Former Members of the Pride of the Southland Marching Band Plan to Demonstrate Their Sympathies on the Field

The Pride of the Southland Marching Band boasts some 345 members, but on Saturday, Nov. 9, their ranks will swell to more than 800 when the University of Tennessee Alumni Band joins them on Shields-Watkins Field for the annual homecoming celebration.

Informally dubbed the Over the Hill Band, the alumni will start checking in before dawn, some as early as 5 a.m., to be ready for the noon kickoff. By 7:30, the Pride alumni, 466 strong, will be packed into the band room, tuning up instruments and studying routines. Some will have traveled across the country to be here.

"Anybody up for going into the administrative offices and blasting ‘Rocky Top' with your instrument?" asked one alum on the "We support the Pride of the Southland and Director Gary Sousa" Facebook page. "We could video tape it. … Would be as funny as when the guy quit his job by marching band!"

The Pride alumni march every year, but not in these numbers. They will be showing up in force to support the members of the present marching band and to serve as a living reminder of the band's 144-year tradition. There is concern among many that the tradition is being jeopardized by changes mandated by the athletics department. Band director Gary Sousa's public complaints about budget cuts and piped-in, pre-recorded game time music in Neyland Stadium, followed by his subsequent suspension for insubordination, ignited the controversy. On the morning of Oct. 9, a mass e-mail went out from a band member via social media:

"A battle is upon us and we need your help. The athletics department is trying to cut the band from the stands. They have recently informed the Pride, which has been a Tennessee tradition for 144 years, that we will be limited in when and what we can play in the stands. Now instead of hearing classics like the ‘Vol Spellout,' ‘Living on a Prayer' and ‘Neck,' you instead listen to ‘canned' music from the loudspeakers and be subjected to athletic marketing and commercials where you once had live music and cheers."

That afternoon, an e-mail from Senior Associate Athletics Director Chris Fuller made the rounds denying most of the band member's allegations, saying that money has been tight and budgets have been reduced across the board.

"We have not reduced in any significant way the amount of time that the band plays during the game.
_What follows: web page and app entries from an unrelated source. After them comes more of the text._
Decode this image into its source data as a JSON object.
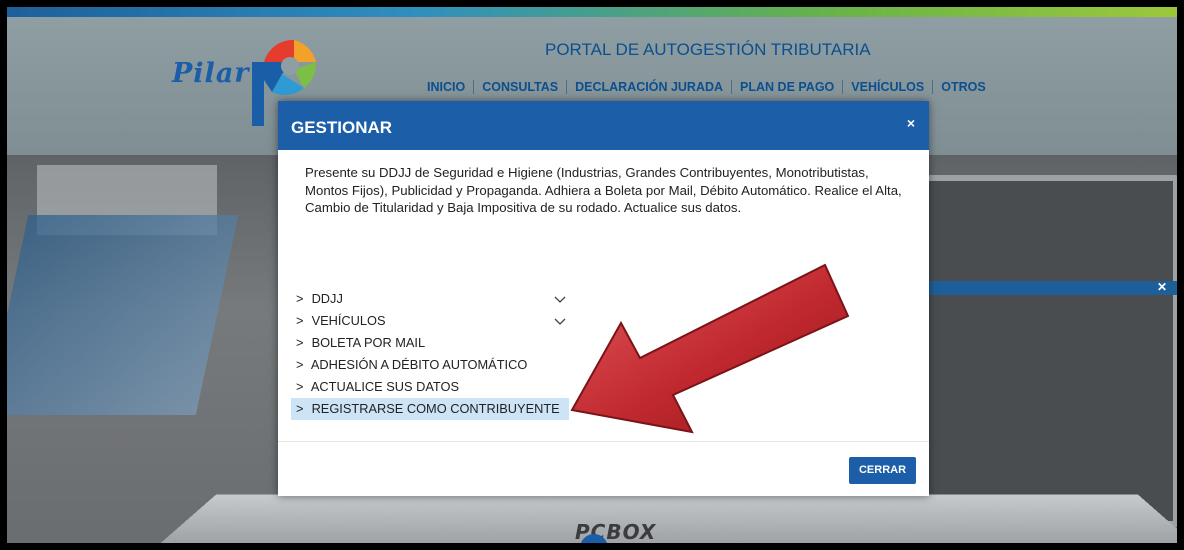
{
  "header": {
    "logo_text": "Pilar",
    "portal_title": "PORTAL DE AUTOGESTIÓN TRIBUTARIA",
    "nav": [
      "INICIO",
      "CONSULTAS",
      "DECLARACIÓN JURADA",
      "PLAN DE PAGO",
      "VEHÍCULOS",
      "OTROS"
    ]
  },
  "background": {
    "brand_text": "PCBOX"
  },
  "modal": {
    "title": "GESTIONAR",
    "close_icon": "×",
    "description": "Presente su DDJJ de Seguridad e Higiene (Industrias, Grandes Contribuyentes, Monotributistas, Montos Fijos), Publicidad y Propaganda. Adhiera a Boleta por Mail, Débito Automático. Realice el Alta, Cambio de Titularidad y Baja Impositiva de su rodado. Actualice sus datos.",
    "items": [
      {
        "label": "DDJJ",
        "expandable": true
      },
      {
        "label": "VEHÍCULOS",
        "expandable": true
      },
      {
        "label": "BOLETA POR MAIL",
        "expandable": false
      },
      {
        "label": "ADHESIÓN A DÉBITO AUTOMÁTICO",
        "expandable": false
      },
      {
        "label": "ACTUALICE SUS DATOS",
        "expandable": false
      },
      {
        "label": "REGISTRARSE COMO CONTRIBUYENTE",
        "expandable": false,
        "highlighted": true
      }
    ],
    "close_button": "CERRAR"
  },
  "colors": {
    "brand_blue": "#1c5ea7",
    "highlight": "#cde4f7",
    "arrow_red": "#c0282e"
  }
}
We haven't added ‘commercials.' We've asked the band to work with us to better coordinate the breaks – with the goal being to make sure we're creating the best competitive atmosphere possible in Neyland Stadium. We have weekly Football Production meetings. The band participates in those meetings – there aren't any surprises on Saturday. The use of canned music is part of our overall strategy and can be an effective part of it."

Other members of the athletics department explained that the pre-recorded hip-hop music is popular with football and Lady Vol basketball recruits who are in attendance.

On Oct. 14, Sousa was suspended, becoming the latest in a growing string of longtime UT personnel who have run afoul of Athletics Director Dave Hart. Provost Susan Martin labeled Sousa's actions "shockingly insubordinate."

Count former Knox County Law Director Richard Beeler, a member of the Pride drum corps in 1975 and 1977, as one who is unconvinced by Fuller and Martin's arguments. He says he will be there to make a point.

"It's been 36 years since I've played and marched. I'm doing this purely to show that there's a helluva lot of support for the Pride, for the kids, and for the tradition. I feel that it needs to be forcefully brought to the attention of the administration that the Pride is an important part of the university."

Beeler hopes the point will not be lost on UT administrators.

"When I was there, kids from all over the country came to play in the Pride, and I'm including performance majors. It was a tough try-out to get in the band, and that's the tradition that we want to see continued. As part of the Pride, you're part of something that's a standard of excellence, and when someone screws with it, even if it's only a perception, we're going to be heard from. The expectations don't change. Doc [longtime band director Dr. W.J. Julian] made it too strong for that."

Pride alumnus Donald Thorne won't be marching, because he thinks the fees are too high (around $150 for those who must buy their own game ticket and make a first-time uniform purchase), but he's not mincing words about what he sees as the root of the problem: "On the Sousa issue—isn't it like when Hart fired the women's basketball trainer, Moshak?" The Lady Vols' widely acclaimed trainer, Jenny Moshak, who has sued UT for sex discrimination, resigned before the start of the fall semester, citing an intolerable work environment.

"Don't upset the AD! It also seems to be all about a big ego. I am not against change. I think Sousa jumped the gun and panicked. I don't think it should have cost him his job. He needed to wait and find out what the decisions are before doing anything. The AD comes off as a complete dictator. You fill in the blank. Lots of people are upset. You should see the posts on the UT Alumni Band Facebook group."